David Fincher’s Mank: cinematography
I’ve just seen the last movie directed by David Fincher. Mank was released in streaming for Netflix as exclusive in a period with cinema totally closed due to coronavirus pandemia. First of all I’d like, obviously, to watch it in theaters with a big screen. In this article I’m talking about cinematography in Mank. What about this movie?It Is the story behind the creation of a cult: Citizen Kane by Orson Welles. Of course Mank is for few people, a classic “niche film” published in a popular platform for a big and varied audience. The story is about the creation of the script of Citizen Kane by Herman J. Mankiewicz (Gary Oldman) a talented screenwriter with gambit and alcohol problems. The movie is a bit flat and boring in my personal opinion. Not the best for a director as David Fincher. By the way I’d like to talk about photography. The DOP is Erik Messerschmidt that worked with Fincher in Gone Girl and Mindhunters series (Netflix).
Mank – cinematography
The aspect I loved of Mank’s cinematography is how light enters in the scene through windows as well as silhouettes imitating noir films and the same Citizen Kane by Orson Welles. In an interview Erik Messerschmidt declared that he was inspired by movies as The big combo (John Alton as cinematographer), The great sleep with Humphrey Bogart and “more recently” Manhattan directed by Woody Allen. Looking to the present I have in mind two movies in black and white with a similar style: Roma by Alfonso Cuaron (Netflix) and The artist by the french director Michel Hazanavicious. Messerschmidt used a digital sensor in 8K to obtain the highest resolution possible. Digital sensor instead of classic film is more versatile and allows to obtain also more depth of field without using particular artifices; Fincher and Messerschmidt wanted to imitate the Citizen Kane’s photography. To obtain more sharpness he used a BW digital sensor, without colors filter (Bayer matrix), something similar to a solution adopted by Leica in photography with his Monochrome series.
Mank – looking at frames
Now looking at some frames you can see the parallelism between Mank’s photography and Citizen Kane’s one. In that particular case you can see silhouettes and light. The following two images are taken from Mank:
The following two frames are taken directly from Citizen Kane:
Examples of complex multi-layer scene with a great depth of field.
The original inspiration in Citizen Kane with examples of multi-layer scene in focus.

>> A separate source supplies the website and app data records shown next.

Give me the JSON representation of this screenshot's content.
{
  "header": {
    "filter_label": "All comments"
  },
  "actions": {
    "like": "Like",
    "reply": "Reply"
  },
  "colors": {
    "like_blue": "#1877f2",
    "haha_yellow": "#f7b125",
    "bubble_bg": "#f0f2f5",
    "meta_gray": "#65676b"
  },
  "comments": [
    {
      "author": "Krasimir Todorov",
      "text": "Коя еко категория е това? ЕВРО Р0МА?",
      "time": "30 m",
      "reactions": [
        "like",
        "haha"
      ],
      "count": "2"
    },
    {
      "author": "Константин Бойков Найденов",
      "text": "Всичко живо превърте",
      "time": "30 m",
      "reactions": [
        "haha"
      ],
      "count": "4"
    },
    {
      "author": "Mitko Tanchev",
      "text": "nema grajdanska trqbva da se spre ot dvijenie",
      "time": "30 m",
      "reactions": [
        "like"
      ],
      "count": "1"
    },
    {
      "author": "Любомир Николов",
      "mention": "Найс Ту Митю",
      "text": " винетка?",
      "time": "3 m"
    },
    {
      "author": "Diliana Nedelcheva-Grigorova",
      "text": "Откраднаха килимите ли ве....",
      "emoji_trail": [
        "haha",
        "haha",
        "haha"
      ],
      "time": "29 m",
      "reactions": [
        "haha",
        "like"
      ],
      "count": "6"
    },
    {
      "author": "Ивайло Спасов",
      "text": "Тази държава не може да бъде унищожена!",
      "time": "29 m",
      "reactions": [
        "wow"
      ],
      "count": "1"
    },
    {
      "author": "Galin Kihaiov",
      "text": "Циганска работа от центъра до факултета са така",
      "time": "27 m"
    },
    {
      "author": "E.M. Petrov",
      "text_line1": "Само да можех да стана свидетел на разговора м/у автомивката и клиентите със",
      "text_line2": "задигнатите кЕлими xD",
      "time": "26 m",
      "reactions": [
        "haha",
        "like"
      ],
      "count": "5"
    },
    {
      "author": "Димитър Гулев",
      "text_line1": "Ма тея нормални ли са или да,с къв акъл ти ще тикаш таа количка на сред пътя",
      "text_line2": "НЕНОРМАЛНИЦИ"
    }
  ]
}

Look at the complexity and elegance of the whole scene.
Below the most famous frame from The Big Combo, noir dated 1955 with the photography of John Alton, an inspiring movie in the making of the Mank for cinematography.
Below other interesting frames taken from Mank.
Lights and shadows in the interior.
Point of view of camera from below to magnify the MGM’s president.
While the following frame is a famous image taken from Citizen Kane, a classic POV from below.
That’s all folks
Stay well, have always light in your life